Jane had to leave early so Mike joined Andee for a harp and guitar duet on two reels, ‘Come West Along The Road’ and ‘The Mountain Road’. Both tunes firmly continuing the road theme, I’m sure you’ll agree, although they may not have had station wagons when the tunes were first written down. Two highland flings followed, ‘The High Caud Cap’ and ‘Shandon Bells’.

 

In a night of duets, John Dixon was joined by Graeme for Eric Clapton’s paean to Patti Boyd, ‘You Look Wonderful Tonight’, followed by a real change of mood and style with great version of Robert Johnson’s 1930s blues classic ‘Dust My Broom’.

 

John Dauré went all high tech next with an iPad on the music stand.  It held the words to the very low tech Ricky Nelson’s country classic, ‘Garden Party’ but it switched to screensaver before the end of the song.
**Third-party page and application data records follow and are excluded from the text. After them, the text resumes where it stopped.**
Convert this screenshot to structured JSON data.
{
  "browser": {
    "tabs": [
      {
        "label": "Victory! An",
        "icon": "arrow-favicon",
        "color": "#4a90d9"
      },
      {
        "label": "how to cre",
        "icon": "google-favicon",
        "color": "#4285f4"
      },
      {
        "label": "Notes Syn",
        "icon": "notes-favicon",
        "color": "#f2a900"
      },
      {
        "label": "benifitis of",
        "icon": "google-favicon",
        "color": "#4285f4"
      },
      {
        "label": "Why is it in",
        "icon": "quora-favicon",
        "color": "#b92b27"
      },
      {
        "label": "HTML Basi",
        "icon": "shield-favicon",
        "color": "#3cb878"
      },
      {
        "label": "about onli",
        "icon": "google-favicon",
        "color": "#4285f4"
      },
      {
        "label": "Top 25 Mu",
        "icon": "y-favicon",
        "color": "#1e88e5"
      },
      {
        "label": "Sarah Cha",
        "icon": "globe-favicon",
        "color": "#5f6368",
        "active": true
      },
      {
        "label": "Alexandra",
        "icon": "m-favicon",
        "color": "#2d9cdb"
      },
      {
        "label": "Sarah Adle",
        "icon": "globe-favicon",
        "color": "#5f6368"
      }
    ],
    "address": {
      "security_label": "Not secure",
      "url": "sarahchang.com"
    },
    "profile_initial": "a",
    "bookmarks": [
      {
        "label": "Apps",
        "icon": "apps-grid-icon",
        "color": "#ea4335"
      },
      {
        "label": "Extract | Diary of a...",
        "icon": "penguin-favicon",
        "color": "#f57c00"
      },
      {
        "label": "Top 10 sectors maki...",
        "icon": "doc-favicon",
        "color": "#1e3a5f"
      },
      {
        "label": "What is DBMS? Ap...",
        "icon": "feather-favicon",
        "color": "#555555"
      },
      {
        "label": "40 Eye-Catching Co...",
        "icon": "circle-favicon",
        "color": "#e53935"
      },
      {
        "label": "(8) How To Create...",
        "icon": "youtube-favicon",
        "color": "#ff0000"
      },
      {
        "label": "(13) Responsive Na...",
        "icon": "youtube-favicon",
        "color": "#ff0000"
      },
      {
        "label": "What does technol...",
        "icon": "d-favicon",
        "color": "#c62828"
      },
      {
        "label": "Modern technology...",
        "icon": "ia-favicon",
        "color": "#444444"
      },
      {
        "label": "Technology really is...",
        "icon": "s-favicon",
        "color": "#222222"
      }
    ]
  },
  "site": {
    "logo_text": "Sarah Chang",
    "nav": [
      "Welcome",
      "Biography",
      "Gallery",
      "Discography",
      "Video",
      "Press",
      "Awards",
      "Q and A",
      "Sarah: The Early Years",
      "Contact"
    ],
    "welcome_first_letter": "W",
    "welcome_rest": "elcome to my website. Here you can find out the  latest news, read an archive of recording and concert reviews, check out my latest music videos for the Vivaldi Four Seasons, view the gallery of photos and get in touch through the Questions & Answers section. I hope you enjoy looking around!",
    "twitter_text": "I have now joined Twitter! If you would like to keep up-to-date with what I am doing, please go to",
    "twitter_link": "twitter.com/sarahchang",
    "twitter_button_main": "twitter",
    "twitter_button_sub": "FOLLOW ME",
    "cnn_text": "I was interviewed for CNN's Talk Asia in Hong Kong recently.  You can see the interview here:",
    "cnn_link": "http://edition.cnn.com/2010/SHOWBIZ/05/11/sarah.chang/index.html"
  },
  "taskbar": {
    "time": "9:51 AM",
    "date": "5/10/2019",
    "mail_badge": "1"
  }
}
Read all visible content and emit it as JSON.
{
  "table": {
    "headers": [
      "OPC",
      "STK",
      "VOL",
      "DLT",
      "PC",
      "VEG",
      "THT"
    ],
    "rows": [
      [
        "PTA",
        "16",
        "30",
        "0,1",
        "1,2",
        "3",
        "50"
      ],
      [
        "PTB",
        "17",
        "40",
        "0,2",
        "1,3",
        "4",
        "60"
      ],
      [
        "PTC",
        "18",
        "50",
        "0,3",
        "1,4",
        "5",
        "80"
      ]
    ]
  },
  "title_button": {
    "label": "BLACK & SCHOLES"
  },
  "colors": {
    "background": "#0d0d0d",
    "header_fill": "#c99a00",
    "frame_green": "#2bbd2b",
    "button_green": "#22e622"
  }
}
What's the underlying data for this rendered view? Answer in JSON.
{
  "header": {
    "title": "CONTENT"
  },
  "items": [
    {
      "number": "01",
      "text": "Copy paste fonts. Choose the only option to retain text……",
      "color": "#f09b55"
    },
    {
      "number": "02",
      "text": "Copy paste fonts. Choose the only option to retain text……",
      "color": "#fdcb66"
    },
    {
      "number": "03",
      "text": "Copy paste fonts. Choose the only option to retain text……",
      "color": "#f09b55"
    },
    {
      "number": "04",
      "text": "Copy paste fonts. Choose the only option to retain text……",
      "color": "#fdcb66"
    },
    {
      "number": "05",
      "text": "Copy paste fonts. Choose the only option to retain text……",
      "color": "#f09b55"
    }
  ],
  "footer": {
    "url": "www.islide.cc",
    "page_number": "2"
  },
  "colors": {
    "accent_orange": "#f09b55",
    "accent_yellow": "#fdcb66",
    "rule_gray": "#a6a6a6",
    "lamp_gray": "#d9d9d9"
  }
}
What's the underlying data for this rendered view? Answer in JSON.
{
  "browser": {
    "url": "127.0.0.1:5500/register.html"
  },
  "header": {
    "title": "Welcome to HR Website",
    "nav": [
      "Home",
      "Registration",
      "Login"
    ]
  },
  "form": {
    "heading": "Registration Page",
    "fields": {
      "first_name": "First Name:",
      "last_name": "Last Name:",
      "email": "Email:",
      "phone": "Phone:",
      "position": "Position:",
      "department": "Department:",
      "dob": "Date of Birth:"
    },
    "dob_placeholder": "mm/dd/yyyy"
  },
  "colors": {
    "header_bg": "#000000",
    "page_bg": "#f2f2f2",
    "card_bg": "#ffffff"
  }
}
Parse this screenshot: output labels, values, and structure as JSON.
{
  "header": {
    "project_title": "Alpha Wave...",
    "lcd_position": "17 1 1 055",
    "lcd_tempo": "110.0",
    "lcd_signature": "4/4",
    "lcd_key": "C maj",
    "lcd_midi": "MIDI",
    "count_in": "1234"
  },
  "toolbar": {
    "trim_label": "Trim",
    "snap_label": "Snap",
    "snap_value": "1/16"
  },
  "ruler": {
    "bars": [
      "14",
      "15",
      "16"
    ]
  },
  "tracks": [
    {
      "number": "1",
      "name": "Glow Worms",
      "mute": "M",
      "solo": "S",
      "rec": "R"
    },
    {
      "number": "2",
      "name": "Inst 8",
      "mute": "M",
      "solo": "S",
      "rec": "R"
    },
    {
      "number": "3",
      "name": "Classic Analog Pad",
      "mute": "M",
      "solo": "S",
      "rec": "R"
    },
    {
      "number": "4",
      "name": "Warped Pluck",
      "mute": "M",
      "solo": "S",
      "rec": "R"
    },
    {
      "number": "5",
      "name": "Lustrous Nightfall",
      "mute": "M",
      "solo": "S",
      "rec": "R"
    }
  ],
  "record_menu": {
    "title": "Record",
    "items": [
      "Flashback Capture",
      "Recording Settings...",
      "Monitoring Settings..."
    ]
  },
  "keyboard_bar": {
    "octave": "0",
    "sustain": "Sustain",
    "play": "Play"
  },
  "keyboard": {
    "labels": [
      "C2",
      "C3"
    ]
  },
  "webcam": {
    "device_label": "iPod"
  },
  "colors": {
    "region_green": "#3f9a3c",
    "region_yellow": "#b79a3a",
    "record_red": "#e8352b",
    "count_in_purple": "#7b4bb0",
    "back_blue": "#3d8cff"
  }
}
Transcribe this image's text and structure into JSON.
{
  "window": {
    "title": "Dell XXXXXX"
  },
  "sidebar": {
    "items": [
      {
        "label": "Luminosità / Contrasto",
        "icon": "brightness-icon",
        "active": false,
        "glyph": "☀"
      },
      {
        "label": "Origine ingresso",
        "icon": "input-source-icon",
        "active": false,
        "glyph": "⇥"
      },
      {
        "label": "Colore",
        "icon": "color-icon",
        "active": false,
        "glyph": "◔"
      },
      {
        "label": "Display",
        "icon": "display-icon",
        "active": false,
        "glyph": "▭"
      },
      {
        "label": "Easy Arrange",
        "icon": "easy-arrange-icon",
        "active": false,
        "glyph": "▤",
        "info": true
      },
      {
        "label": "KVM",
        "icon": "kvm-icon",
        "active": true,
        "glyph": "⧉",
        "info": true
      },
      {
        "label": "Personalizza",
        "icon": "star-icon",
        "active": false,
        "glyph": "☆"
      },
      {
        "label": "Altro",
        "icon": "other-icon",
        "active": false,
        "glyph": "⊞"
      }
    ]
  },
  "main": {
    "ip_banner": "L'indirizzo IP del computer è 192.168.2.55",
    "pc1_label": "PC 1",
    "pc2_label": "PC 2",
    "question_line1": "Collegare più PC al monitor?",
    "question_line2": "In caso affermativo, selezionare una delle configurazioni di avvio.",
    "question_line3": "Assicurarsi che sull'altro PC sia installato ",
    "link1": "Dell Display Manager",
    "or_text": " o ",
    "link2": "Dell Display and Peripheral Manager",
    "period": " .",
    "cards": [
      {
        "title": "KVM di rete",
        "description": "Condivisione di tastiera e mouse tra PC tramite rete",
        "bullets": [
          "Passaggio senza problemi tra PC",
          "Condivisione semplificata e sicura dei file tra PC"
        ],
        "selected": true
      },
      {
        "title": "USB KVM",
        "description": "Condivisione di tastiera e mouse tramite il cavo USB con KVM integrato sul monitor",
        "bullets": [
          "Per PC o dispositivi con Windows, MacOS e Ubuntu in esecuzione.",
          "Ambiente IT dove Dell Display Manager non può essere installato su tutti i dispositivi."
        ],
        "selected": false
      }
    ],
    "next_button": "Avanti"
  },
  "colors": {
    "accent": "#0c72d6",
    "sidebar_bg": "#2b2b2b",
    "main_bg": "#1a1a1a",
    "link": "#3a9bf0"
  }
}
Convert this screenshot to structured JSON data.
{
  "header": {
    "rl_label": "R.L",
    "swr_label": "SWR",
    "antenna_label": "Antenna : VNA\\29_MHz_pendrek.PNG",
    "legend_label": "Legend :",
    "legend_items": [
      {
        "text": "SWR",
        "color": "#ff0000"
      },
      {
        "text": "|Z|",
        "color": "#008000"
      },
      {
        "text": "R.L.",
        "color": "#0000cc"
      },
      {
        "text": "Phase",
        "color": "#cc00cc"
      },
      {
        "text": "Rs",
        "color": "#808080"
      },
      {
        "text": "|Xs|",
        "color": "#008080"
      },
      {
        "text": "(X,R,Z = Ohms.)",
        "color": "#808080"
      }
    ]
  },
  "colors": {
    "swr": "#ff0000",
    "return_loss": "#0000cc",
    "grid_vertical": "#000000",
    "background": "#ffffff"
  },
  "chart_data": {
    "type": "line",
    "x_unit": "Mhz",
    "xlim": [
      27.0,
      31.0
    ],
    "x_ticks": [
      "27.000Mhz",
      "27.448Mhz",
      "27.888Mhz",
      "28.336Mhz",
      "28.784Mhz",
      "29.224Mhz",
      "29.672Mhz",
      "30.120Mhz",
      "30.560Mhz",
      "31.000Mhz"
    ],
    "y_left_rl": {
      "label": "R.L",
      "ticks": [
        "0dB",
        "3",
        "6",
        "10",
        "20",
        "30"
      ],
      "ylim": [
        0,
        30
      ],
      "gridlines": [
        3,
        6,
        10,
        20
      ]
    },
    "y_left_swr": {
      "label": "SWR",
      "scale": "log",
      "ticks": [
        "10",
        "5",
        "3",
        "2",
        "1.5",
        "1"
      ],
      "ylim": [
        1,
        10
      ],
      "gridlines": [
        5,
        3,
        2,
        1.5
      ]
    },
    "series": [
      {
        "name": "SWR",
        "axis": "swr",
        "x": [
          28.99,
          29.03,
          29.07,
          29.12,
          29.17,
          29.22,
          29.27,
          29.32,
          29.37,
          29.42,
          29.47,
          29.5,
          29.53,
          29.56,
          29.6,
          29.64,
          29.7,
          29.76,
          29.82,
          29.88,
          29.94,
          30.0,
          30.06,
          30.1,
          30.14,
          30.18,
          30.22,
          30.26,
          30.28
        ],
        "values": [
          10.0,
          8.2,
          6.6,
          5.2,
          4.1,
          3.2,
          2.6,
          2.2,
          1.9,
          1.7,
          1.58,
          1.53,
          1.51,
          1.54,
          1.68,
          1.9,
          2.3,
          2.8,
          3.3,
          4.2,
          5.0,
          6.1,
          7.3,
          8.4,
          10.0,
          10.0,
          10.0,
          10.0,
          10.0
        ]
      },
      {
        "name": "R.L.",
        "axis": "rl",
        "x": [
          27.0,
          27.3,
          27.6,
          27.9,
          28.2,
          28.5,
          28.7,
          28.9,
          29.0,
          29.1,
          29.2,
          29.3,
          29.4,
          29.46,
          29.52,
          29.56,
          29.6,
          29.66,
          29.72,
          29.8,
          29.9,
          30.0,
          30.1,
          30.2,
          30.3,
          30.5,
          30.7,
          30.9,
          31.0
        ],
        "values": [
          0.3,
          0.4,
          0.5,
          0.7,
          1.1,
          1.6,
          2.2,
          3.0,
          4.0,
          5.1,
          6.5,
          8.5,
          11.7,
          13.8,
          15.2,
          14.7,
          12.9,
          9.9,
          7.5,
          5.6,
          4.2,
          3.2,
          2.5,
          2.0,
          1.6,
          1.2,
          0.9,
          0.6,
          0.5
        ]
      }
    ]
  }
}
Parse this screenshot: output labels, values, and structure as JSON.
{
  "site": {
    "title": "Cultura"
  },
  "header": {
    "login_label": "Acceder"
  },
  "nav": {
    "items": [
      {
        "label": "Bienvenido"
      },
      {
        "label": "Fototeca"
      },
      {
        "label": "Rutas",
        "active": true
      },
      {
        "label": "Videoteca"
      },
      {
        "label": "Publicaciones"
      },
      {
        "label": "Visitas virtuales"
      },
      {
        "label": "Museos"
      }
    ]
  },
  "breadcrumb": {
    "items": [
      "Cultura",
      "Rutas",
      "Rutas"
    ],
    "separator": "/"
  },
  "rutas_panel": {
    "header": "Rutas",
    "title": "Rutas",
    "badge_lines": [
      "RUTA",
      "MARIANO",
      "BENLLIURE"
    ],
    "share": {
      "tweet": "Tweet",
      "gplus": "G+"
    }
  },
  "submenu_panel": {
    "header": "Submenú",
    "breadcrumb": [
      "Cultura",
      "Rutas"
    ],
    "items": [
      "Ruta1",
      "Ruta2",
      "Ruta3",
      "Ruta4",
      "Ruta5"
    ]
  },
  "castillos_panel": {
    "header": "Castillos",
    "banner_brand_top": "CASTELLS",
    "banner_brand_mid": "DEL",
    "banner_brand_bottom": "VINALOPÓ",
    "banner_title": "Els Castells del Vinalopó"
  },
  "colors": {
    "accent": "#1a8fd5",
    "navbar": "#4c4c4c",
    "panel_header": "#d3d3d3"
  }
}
Maybe use a sheet of paper next time. The Addingham Hillbillies were having a night off tonight but John kept the flag flying with his next song, ‘When I’m Dead and Gone’ by McGuinness Flint.

 

James returned with another 1930’s blues classic, Bessie Smith’s ‘Careless Love’, since covered by dozens of people in dozens of styles but still a great, great song with some classic bitter lyrics.  A change of mood with his next song, the Bee Gees ‘Somebody’. Reading through the earlier blogs I see that James is known as Jimmy Jukebox and I can see why.

 

Pam was last up and started with some good country honky tonk, Emmylou Harris’s ‘San Antone Rose’.  No road travel in this one, but there was a fast train to Texas. Pam finished the evening off with the traditional Scottish song ‘Wild Mountain Thyme’ which had everyone singing along loudly to the chorus.

 

Thanks to everyone for a great evening and see you all again on 2nd August.  Well we won’t actually because we’re on holiday but we’ll be there for sure on the 16th.

Posted on July 27, 2011 .